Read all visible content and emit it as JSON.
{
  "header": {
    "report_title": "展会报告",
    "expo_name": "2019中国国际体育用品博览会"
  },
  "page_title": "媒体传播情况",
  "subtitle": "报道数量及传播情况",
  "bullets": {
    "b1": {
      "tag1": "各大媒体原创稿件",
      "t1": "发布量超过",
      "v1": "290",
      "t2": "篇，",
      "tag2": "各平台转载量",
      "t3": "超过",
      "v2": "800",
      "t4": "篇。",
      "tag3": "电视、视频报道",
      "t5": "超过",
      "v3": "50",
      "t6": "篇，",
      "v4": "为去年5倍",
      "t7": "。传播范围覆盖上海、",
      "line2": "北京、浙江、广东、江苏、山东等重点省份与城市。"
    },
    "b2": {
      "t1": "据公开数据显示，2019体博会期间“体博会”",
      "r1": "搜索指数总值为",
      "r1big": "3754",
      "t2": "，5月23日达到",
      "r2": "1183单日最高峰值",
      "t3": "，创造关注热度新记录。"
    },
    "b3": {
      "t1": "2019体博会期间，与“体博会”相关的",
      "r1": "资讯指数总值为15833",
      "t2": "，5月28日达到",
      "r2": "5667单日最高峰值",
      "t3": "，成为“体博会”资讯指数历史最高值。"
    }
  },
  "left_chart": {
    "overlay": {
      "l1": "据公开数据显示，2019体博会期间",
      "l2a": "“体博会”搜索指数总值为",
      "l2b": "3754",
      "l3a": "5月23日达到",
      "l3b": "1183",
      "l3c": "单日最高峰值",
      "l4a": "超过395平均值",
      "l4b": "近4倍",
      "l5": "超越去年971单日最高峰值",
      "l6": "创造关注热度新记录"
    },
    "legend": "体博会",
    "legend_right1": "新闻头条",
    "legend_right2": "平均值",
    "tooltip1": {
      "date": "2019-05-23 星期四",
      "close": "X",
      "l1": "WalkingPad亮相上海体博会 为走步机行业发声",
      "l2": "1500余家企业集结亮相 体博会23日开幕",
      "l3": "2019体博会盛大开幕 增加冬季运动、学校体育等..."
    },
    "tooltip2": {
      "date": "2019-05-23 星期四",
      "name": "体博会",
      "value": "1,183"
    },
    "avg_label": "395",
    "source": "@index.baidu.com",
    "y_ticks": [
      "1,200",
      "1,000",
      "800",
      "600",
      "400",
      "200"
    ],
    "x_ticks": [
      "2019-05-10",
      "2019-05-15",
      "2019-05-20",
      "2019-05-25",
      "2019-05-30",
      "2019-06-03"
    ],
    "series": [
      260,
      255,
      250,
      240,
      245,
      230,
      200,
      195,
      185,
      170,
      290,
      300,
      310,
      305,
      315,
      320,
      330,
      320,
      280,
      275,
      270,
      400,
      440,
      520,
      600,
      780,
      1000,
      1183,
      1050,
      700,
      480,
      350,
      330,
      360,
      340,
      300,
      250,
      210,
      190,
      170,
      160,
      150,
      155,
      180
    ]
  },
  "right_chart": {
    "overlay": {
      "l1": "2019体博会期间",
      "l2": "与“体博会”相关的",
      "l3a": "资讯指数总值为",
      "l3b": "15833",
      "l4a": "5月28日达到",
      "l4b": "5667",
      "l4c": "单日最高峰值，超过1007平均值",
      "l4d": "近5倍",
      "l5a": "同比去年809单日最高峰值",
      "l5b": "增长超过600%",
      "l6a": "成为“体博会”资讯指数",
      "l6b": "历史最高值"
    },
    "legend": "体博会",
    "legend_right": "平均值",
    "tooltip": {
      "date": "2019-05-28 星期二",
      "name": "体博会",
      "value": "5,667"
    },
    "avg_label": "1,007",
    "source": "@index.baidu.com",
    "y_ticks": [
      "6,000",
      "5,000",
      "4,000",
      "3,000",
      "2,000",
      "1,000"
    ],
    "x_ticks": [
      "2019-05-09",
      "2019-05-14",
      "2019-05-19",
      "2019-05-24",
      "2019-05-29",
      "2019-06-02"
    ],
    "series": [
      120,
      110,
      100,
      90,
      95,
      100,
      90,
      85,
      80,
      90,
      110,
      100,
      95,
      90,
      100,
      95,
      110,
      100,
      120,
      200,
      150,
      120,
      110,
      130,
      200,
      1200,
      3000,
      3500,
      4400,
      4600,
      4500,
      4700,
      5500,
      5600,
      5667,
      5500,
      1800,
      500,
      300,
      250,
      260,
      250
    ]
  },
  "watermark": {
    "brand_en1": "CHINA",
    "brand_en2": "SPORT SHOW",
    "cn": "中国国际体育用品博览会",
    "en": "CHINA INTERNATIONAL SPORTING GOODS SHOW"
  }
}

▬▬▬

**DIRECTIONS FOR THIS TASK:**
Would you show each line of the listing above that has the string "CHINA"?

**ANSWER SPACE:**
    "brand_en1": "CHINA",
    "en": "CHINA INTERNATIONAL SPORTING GOODS SHOW"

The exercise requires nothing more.